  16. Geoffrey
    • Origin:

      Anglo-Saxon from French
    • Meaning:

      "pledge of peace"
    • Description:

      In the US, this spelling is less common than mid-century favorite Jeffrey, and it has faded from popularity faster. This more British spelling is the usual form for historical figures like Geoffrey Chaucer and the Welsh historian Geoffrey of Monmouth, and as such it may feel more rooted and enduring.
  17. Gene
    • Origin:

      Diminutive of Eugene, Greek
    • Meaning:

      "wellborn, noble"
    • Description:

      Like Ray, a formerly funky nickname name that is newly cool. Comedian Amy Schumer used it for her son.
  18. Gulliver
    • Origin:
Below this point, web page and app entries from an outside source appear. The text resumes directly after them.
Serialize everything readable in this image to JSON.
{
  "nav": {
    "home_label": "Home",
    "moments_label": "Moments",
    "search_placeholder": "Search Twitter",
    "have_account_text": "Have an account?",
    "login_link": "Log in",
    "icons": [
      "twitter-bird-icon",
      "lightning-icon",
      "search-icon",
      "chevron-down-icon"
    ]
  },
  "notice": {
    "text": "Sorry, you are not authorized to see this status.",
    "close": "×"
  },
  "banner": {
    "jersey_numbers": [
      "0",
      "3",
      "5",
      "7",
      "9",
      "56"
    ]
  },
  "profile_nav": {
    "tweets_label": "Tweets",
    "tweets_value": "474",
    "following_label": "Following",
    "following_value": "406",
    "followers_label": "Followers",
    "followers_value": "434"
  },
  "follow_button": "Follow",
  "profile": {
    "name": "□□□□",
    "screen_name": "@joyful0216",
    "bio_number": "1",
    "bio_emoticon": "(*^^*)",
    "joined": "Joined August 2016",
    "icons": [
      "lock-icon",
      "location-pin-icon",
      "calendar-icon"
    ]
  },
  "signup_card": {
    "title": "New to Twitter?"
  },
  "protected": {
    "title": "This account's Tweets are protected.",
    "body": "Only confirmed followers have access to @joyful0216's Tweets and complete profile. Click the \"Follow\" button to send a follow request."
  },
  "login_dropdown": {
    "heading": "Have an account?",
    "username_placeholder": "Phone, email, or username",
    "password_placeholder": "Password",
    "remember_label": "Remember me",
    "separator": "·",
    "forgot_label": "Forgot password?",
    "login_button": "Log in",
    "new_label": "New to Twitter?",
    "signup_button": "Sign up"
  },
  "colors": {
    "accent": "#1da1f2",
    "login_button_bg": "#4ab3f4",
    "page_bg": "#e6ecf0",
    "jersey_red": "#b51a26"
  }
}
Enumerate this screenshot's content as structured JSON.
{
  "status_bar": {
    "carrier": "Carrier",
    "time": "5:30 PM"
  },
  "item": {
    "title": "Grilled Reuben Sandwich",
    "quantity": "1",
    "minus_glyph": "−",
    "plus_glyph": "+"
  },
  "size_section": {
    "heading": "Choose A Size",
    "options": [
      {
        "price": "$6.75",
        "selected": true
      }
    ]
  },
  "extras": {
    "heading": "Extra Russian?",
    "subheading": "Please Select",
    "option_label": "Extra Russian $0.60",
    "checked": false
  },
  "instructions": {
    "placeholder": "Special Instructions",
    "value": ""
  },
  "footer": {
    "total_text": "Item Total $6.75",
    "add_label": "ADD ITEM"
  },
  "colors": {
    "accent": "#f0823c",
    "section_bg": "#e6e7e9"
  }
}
      Irish
    • Meaning:

      "glutton"
    • Description:

      Gulliver is an obscure Gaelic surname known almost solely through its literary Travels until actor Gary Oldman used it for his son, instantly transforming it into a lively option. British actors Damian Lewis, of Homeland, and Helen McCrory also have a son named Gulliver.
  19. Garnet
    • Origin:

      Jewel name, for the French
    • Meaning:

      "pomegranate"
    • Description:

      One of the jewel names in use a hundred years ago, for both boys and girls, due for revival along with sisters Ruby and Pearl. But interestingly, Garnet means pomegranate, the fruit who shares a deep red color with the jewel.
  20. Guthrie
    • Origin:

      Scottish
    • Meaning:

      "windy place"
    • Description:

      Guthrie, one of the most attractive Scottish names that's also a surname, has a particularly romantic, windswept aura, with a touch of the buckaroo thrown in.